  6. Remove from the oven when the crust is nicely browned and the center of the pizza is cooked.
Time Posted: May 25, 2016 at 2:44 PM
Kelly Irelan
 
May 18, 2016 | Kelly Irelan

Smoked Salmon & Dill Tartine paired with our 2015 REX HILL Rosé

Spring is my favorite season of the year, and I’m going to celebrate the longer and warmer days by saying #yeswayrosé. I encourage you to drink pink this season with the my favorite REX HILL wine, the 2015 REX HILL Pinot Noir Rosé. This 100% REX HILL Estate Vineyard grown Rosé is crisp and well-balanced with notes of strawberries, figs and rose petal jam.

For effortless entertaining, pair this wine with easy to eat and finger friendly bites, like Smoked Salmon & Dill Tartine. 

Smoked Salmon & Dill Tartine:

  • Toasted bread
  • Layer of fresh chèvre
  • Layer of smoked salmon
  • Sprinkle of coarse sea salt
  • Fresh dill & shaved radish to garnish

 

Time Posted: May 18, 2016 at 10:51 AM
Ryan Collins
 
May 6, 2016 | Ryan Collins

The effects of water on tannin levels in grape development - Part four: How does this help us understand dry farmed sites?
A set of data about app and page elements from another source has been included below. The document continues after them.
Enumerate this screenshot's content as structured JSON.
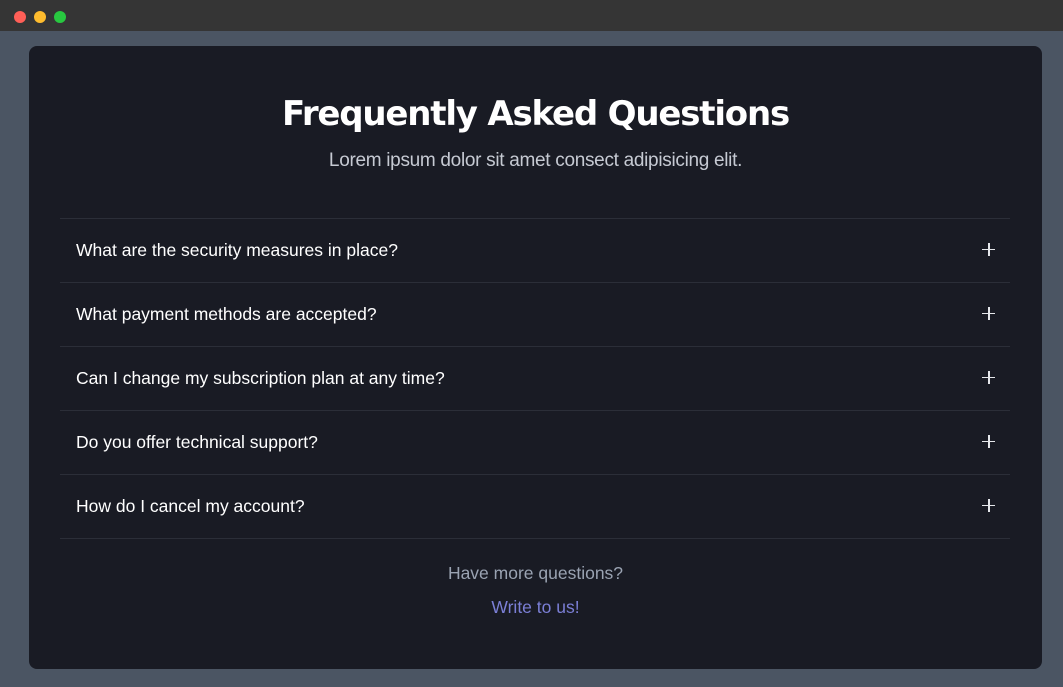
{
  "window": {
    "controls": [
      "close",
      "minimize",
      "maximize"
    ]
  },
  "faq": {
    "title": "Frequently Asked Questions",
    "subtitle": "Lorem ipsum dolor sit amet consect adipisicing elit.",
    "items": [
      {
        "question": "What are the security measures in place?",
        "icon": "plus-icon"
      },
      {
        "question": "What payment methods are accepted?",
        "icon": "plus-icon"
      },
      {
        "question": "Can I change my subscription plan at any time?",
        "icon": "plus-icon"
      },
      {
        "question": "Do you offer technical support?",
        "icon": "plus-icon"
      },
      {
        "question": "How do I cancel my account?",
        "icon": "plus-icon"
      }
    ],
    "more_questions": "Have more questions?",
    "contact_link": "Write to us!"
  },
  "colors": {
    "background": "#4b5563",
    "card": "#191b24",
    "link": "#7b7fd6"
  }
}
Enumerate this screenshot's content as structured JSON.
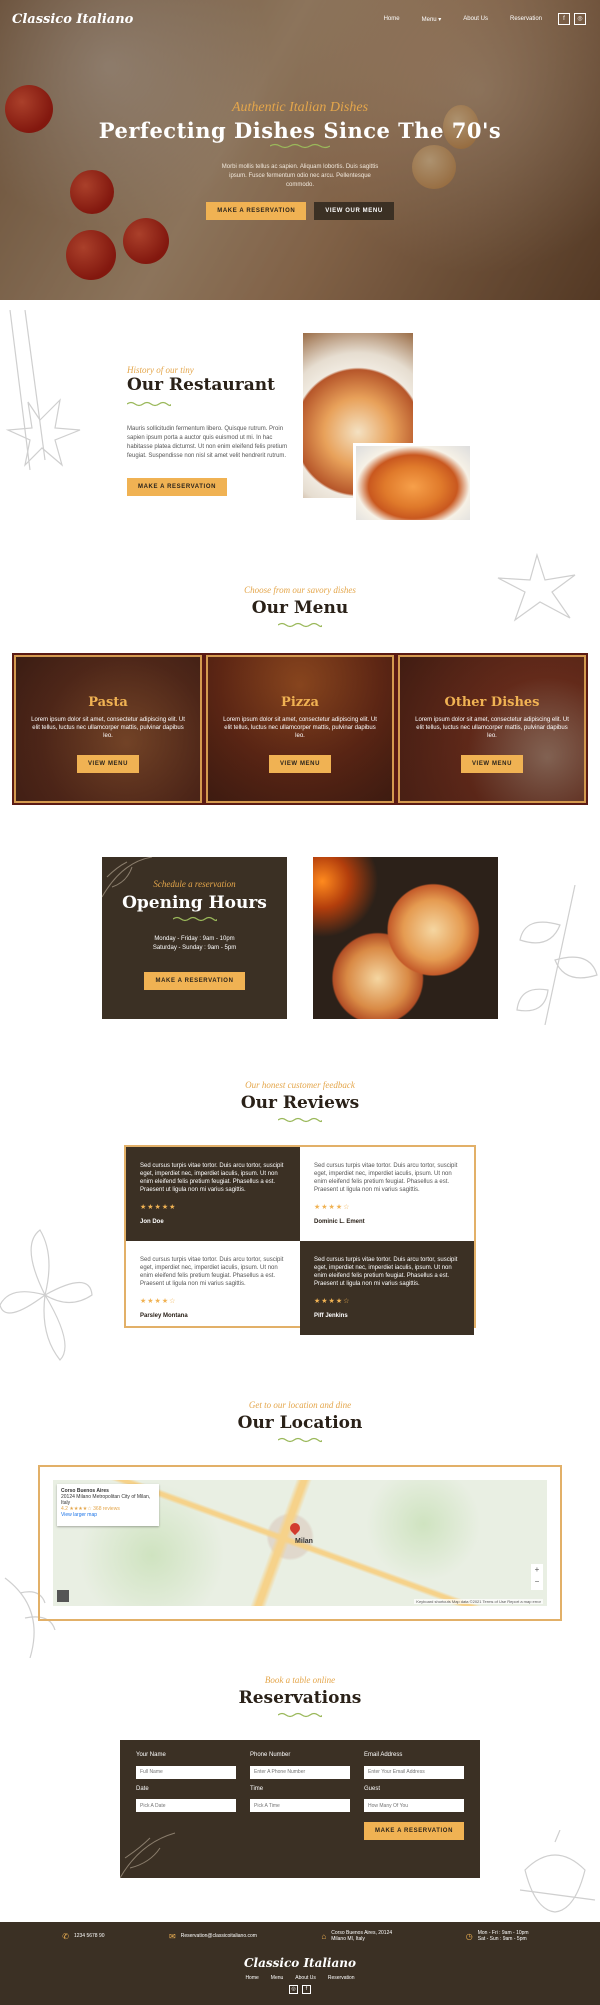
{
  "brand": {
    "logo": "Classico Italiano",
    "accent": "#f0b253",
    "dark": "#3b3024"
  },
  "nav": {
    "items": [
      "Home",
      "Menu ▾",
      "About Us",
      "Reservation"
    ],
    "social": [
      "f",
      "◎"
    ]
  },
  "hero": {
    "subtitle": "Authentic Italian Dishes",
    "title": "Perfecting Dishes Since The 70's",
    "body": "Morbi mollis tellus ac sapien. Aliquam lobortis. Duis sagittis ipsum. Fusce fermentum odio nec arcu. Pellentesque commodo.",
    "btn_reserve": "Make a Reservation",
    "btn_menu": "View our Menu"
  },
  "restaurant": {
    "script": "History of our tiny",
    "title": "Our Restaurant",
    "body": "Mauris sollicitudin fermentum libero. Quisque rutrum. Proin sapien ipsum porta a auctor quis euismod ut mi. In hac habitasse platea dictumst. Ut non enim eleifend felis pretium feugiat. Suspendisse non nisl sit amet velit hendrerit rutrum.",
    "btn": "Make a Reservation"
  },
  "menu": {
    "script": "Choose from our savory dishes",
    "title": "Our Menu",
    "cards": [
      {
        "title": "Pasta",
        "body": "Lorem ipsum dolor sit amet, consectetur adipiscing elit. Ut elit tellus, luctus nec ullamcorper mattis, pulvinar dapibus leo.",
        "btn": "View Menu"
      },
      {
        "title": "Pizza",
        "body": "Lorem ipsum dolor sit amet, consectetur adipiscing elit. Ut elit tellus, luctus nec ullamcorper mattis, pulvinar dapibus leo.",
        "btn": "View Menu"
      },
      {
        "title": "Other Dishes",
        "body": "Lorem ipsum dolor sit amet, consectetur adipiscing elit. Ut elit tellus, luctus nec ullamcorper mattis, pulvinar dapibus leo.",
        "btn": "View Menu"
      }
    ]
  },
  "hours": {
    "script": "Schedule a reservation",
    "title": "Opening Hours",
    "line1": "Monday - Friday : 9am - 10pm",
    "line2": "Saturday - Sunday : 9am - 5pm",
    "btn": "Make a Reservation"
  },
  "reviews": {
    "script": "Our honest customer feedback",
    "title": "Our Reviews",
    "items": [
      {
        "text": "Sed cursus turpis vitae tortor. Duis arcu tortor, suscipit eget, imperdiet nec, imperdiet iaculis, ipsum. Ut non enim eleifend felis pretium feugiat. Phasellus a est. Praesent ut ligula non mi varius sagittis.",
        "stars": "★★★★★",
        "name": "Jon Doe"
      },
      {
        "text": "Sed cursus turpis vitae tortor. Duis arcu tortor, suscipit eget, imperdiet nec, imperdiet iaculis, ipsum. Ut non enim eleifend felis pretium feugiat. Phasellus a est. Praesent ut ligula non mi varius sagittis.",
        "stars": "★★★★☆",
        "name": "Dominic L. Ement"
      },
      {
        "text": "Sed cursus turpis vitae tortor. Duis arcu tortor, suscipit eget, imperdiet nec, imperdiet iaculis, ipsum. Ut non enim eleifend felis pretium feugiat. Phasellus a est. Praesent ut ligula non mi varius sagittis.",
        "stars": "★★★★☆",
        "name": "Parsley Montana"
      },
      {
        "text": "Sed cursus turpis vitae tortor. Duis arcu tortor, suscipit eget, imperdiet nec, imperdiet iaculis, ipsum. Ut non enim eleifend felis pretium feugiat. Phasellus a est. Praesent ut ligula non mi varius sagittis.",
        "stars": "★★★★☆",
        "name": "Piff Jenkins"
      }
    ]
  },
  "location": {
    "script": "Get to our location and dine",
    "title": "Our Location",
    "map_name": "Corso Buenos Aires",
    "map_addr": "20124 Milano Metropolitan City of Milan, Italy",
    "map_rating": "4.2 ★★★★☆ 368 reviews",
    "map_link": "View larger map",
    "map_city": "Milan",
    "map_credit": "Keyboard shortcuts  Map data ©2021  Terms of Use  Report a map error"
  },
  "reservations": {
    "script": "Book a table online",
    "title": "Reservations",
    "fields": {
      "name": {
        "label": "Your Name",
        "placeholder": "Full Name"
      },
      "phone": {
        "label": "Phone Number",
        "placeholder": "Enter A Phone Number"
      },
      "email": {
        "label": "Email Address",
        "placeholder": "Enter Your Email Address"
      },
      "date": {
        "label": "Date",
        "placeholder": "Pick A Date"
      },
      "time": {
        "label": "Time",
        "placeholder": "Pick A Time"
      },
      "guest": {
        "label": "Guest",
        "placeholder": "How Many Of You"
      }
    },
    "btn": "Make a Reservation"
  },
  "footer": {
    "phone": "1234 5678 90",
    "email": "Reservation@classicoitaliano.com",
    "address": "Corso Buenos Aires, 20124 Milano MI, Italy",
    "hours": "Mon - Fri : 9am - 10pm\nSat - Sun : 9am - 5pm",
    "logo": "Classico Italiano",
    "links": [
      "Home",
      "Menu",
      "About Us",
      "Reservation"
    ],
    "social": [
      "◎",
      "f"
    ]
  }
}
In February I had the pleasure of speaking at the Oregon Wine Industry Symposium on a panel talking about grape and wine tannins. Anna Matzinger, Steve Price and I wanted to clarify what tannins are, how their levels in wine affect texture and structure of the wine, where tannins come from, the role of soil moisture on grape tannin levels and how harvest date affects quality of tannins.

I was tasked with talking about the relationship between soil water status and grape tannin levels. It was a great opportunity to improve my understanding of the relationship, and helped me come to terms with the difference between dry farming here in the Willamette Valley and the irrigated vineyards in Southern Oregon. On dry farmed sites factors like soil type, depth and texture, along with the seasonal rainfall have a profound effect on tannin level. In vineyards where there isn’t enough soil moisture to sustain the vines for the entire season, supplementary irrigation is needed. In those vineyards you have more control over the tannin levels of the grapes. To understand this topic and prep for my panel discussion, I studied three key disciplines: 1) soil science; 2) plant physiology; and 3) irrigation management.

Before I get into this I will say that I think the Internet is great for researching topics but I really like books.

PART FOUR: HOW DOES THIS HELP US UNDERSTAND DRY FARMED SITES?

Now that you understand how soil science, plant physiology & irrigation affect grape growing, how will this help us understand dry farmed sites?

  1. Sites with deep soils and high PAW, like those on the valley floor, never have enough stress to restrict shoot growth or berry size. They end up producing huge canopies with high amounts of shading and large berries that lack concentration of phenolic compounds.
  2. In years where we have low summer rainfall and the shoot tips stop growing before veraison we can confidently predict that the tannin and anthocyanin levels will be higher than average. Subsequent wine quality will also be higher than average.
  3. When winemakers talk about the differences in tannin structure between marine sedimentary soils and volcanic soils this could be explained more by the soil tension during the season than the mineral content of the soils.
  4. Site selection trumps winemaking every time. You can’t make great wine from deep fertile soils. 

 

 

Time Posted: May 6, 2016 at 3:15 PM